Majority of this book consists of Paddy speaking of his daily activities with his friends and brother Francis (Sinbad). It's so entertaining to hear of all their activities, even their dialogue is captured by Doyle perfectly. Whilst many reviews love the book simply because they were able to relate to the things the boys did, I liked it because it was so different to my childhood and even more different to the childhood nowadays, but despite the differing in activities there is still the same underlying thoughts, fears, issues and child underneath all that.
Through the book his parents start having fights at night and Paddy sees himself as the unknown referee as his parent's are unaware that he hears these fights. He takes it on himself to stop these fights, unbeknown to him that it's actually not in his control. This also causes Paddy to mature and want to reach out to his brother, his only ally and the only one that knows what he's going through, but Sinbad doesn't know how to react to Paddy's change.
This was difficult read for me due to writing technique and the lack of cohesion and plot, but ultimately Doyle succeeded in his goal of capturing the true child, and he did do that, it just wasn't for me. It was too slow for me and it just didn't go anywhere, no particular plot and whilst the end was sad that was it. However, I do see the brilliance in his writing and hence can understand why it has won the Booker Prize, but it's just not for me. I've been told though that other Doyle books are terrific, so maybe I'll give another one a go....more
During world war 2 a little girl and her brother are being escorted byOriginally posted at Paperback Princess to view in it's entirety pls click here.
During world war 2 a little girl and her brother are being escorted by their Mother to Himmel Street where they've been adopted by an older couple, Rosa and Hans Hubermann. On the train trip there the little boy dies and Death comes for him and notices the little girl...this is her story, narrated by Death.
The little girl, Liesel Meminger, on the day of her Brother's funeral finds a book "A Gravedigger's Guide" and steals it as a remembrance of her brother's death a tangible item of remembrance and hence the title "The Book Thief".
This story tells of Liesel Meminger's life as she arrives at Himmel Street, as she is taught by Papa (Hans) to read her guide book, as she befriends Rudy Steiner who paints himself black to be like his idol, Jesse Owens an African-American Olympic champion, she befriends, fights and steals from the Mayor's wife, as she meets Max and befriends him and have the happiest time of her life with all four of them under one roof, up to the time that she was the only one left standing on Himmel Street, alone.
This novel is quite long but it's not a tedious read so persevere. Despite it's length it is a very entertaining and heart wrenching book filled with a mixture of laughter, joy, heart ache and tears. It also taught me many things about the war.

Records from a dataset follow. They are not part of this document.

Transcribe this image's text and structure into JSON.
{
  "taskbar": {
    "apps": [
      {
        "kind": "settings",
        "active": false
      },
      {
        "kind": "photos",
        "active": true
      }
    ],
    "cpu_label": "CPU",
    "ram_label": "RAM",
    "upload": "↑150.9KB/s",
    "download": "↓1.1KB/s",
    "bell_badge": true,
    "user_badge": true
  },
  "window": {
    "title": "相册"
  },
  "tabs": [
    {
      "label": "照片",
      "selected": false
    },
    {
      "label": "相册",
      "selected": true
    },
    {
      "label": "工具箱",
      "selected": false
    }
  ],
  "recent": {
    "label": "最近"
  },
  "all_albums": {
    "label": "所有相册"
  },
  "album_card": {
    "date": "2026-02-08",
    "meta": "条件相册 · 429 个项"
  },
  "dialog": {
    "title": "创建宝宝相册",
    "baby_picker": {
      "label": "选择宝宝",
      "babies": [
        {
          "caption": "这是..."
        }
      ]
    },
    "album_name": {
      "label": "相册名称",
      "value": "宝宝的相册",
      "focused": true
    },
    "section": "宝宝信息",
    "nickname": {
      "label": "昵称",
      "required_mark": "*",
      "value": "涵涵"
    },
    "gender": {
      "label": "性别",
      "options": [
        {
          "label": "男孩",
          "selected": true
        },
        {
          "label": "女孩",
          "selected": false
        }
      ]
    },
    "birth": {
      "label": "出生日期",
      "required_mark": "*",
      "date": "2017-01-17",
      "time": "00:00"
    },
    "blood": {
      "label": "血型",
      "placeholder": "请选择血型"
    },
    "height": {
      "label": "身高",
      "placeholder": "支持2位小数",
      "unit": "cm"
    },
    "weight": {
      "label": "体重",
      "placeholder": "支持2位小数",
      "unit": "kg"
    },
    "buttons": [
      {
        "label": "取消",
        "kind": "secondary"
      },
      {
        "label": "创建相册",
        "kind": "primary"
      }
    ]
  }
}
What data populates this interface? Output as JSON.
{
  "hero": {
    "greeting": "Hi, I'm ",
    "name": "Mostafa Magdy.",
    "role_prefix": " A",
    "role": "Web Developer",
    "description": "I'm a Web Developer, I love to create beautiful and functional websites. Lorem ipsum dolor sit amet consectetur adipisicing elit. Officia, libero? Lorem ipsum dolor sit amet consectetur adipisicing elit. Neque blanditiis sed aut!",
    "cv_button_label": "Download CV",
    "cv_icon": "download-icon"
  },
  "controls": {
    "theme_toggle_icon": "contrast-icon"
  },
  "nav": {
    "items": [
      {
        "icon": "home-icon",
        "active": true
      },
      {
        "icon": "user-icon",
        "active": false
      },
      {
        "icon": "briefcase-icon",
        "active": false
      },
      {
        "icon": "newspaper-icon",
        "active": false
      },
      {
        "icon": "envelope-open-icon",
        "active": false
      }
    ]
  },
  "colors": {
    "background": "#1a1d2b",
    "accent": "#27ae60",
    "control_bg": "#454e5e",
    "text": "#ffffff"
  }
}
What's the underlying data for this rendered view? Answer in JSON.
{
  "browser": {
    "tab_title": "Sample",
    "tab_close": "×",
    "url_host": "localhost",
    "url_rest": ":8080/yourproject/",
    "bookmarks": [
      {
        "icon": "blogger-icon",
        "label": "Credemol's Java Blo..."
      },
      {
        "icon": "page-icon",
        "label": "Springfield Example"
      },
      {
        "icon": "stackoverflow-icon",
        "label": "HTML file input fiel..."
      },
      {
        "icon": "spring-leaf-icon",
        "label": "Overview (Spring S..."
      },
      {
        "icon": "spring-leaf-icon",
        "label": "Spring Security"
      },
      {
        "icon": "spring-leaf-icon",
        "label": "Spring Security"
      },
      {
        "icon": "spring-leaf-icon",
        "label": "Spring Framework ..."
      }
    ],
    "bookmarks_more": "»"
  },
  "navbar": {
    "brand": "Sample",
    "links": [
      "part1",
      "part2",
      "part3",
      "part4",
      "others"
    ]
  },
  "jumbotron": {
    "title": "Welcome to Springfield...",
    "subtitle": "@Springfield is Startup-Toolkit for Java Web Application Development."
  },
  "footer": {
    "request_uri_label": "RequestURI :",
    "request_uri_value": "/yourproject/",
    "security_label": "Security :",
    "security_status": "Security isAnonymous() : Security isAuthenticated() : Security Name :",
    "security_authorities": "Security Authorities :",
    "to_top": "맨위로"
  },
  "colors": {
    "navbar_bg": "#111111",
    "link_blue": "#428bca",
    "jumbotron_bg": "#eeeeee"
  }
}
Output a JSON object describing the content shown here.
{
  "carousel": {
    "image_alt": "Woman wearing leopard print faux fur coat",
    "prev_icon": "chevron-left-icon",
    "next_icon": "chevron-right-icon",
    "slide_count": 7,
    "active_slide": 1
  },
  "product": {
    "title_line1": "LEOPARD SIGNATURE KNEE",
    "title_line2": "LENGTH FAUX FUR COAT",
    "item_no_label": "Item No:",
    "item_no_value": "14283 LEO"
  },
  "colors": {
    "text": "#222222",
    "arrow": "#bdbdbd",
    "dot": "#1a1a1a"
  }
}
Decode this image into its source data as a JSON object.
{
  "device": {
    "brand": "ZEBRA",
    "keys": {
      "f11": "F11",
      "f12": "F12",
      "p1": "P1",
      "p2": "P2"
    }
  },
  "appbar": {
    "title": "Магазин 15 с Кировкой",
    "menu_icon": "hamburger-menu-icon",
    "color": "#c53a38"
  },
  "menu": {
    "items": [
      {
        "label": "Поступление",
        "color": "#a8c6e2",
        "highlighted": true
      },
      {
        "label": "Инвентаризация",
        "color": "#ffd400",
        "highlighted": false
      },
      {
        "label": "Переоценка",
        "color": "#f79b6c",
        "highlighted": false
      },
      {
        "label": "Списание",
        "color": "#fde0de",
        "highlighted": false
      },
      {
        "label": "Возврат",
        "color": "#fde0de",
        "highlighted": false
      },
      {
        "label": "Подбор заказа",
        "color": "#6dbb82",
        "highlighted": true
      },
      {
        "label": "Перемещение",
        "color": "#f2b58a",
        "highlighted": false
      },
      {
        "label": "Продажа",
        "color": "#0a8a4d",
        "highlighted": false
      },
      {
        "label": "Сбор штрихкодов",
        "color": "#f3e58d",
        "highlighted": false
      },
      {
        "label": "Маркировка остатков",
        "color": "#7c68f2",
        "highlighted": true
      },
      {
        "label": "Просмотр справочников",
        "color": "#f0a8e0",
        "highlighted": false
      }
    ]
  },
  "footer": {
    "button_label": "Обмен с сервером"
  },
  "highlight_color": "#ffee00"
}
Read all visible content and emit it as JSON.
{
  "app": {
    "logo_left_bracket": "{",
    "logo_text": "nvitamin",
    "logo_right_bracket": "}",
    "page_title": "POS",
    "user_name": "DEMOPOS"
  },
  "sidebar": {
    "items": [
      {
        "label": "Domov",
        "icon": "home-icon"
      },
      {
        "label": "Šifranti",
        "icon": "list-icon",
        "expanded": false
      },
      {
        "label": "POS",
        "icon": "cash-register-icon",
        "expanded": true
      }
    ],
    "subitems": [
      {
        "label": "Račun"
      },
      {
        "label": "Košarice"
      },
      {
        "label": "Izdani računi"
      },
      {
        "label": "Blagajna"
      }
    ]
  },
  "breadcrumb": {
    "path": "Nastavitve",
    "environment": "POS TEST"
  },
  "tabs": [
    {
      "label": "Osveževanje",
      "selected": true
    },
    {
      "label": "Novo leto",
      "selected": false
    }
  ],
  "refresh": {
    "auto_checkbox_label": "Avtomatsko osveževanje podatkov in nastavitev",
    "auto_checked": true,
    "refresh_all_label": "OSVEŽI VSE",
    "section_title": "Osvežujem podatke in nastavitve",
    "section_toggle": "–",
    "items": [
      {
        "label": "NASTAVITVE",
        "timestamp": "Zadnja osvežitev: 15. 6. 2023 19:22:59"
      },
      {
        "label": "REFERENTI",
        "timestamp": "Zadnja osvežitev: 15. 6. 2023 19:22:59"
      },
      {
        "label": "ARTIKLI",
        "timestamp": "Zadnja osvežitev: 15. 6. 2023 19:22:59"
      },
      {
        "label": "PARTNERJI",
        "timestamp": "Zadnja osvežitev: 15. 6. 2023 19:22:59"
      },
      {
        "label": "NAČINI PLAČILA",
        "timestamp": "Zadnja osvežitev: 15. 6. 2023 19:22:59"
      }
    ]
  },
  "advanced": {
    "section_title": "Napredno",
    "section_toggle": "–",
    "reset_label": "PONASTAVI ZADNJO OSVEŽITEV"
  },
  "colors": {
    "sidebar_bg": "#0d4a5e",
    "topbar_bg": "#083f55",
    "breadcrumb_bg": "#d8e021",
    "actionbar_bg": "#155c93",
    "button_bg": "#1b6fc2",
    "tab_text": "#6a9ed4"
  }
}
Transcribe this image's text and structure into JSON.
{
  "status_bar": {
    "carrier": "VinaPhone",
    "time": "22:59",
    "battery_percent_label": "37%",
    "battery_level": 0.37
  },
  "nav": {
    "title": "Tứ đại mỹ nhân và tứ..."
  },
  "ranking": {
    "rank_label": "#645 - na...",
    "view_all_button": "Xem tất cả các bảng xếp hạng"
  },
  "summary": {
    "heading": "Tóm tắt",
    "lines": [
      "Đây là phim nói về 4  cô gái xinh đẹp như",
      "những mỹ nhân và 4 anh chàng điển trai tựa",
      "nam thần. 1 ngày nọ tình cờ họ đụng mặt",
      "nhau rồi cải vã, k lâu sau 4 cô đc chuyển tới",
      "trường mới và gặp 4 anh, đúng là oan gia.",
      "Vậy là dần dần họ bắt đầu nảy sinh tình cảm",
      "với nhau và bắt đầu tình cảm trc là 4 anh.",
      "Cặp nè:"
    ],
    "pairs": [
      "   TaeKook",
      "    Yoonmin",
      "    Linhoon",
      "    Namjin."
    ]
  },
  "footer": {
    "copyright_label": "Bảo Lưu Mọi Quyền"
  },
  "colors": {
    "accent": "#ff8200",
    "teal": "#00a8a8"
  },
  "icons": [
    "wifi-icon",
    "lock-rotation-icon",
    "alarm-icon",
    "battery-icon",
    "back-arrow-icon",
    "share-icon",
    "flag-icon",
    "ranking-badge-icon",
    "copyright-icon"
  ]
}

To be honest I do not know what else or how else to tell people about this book, it's brilliancy simply cannot be put into words. Hence, all I can say is that it's a must read for all and one that you are unlikely to ever forget once you've read it. Each part/chapter consisted of memorable story that added to the plot, I didn't feel that any parts of this book was a pointless tale, all contributed to the overall story. This is a beautiful book that all would appreciate. I do not normally read war books nor even have interest in war and I fell in love with this book. I personally think it should be written up to be a "classic" that's how good it was. ...more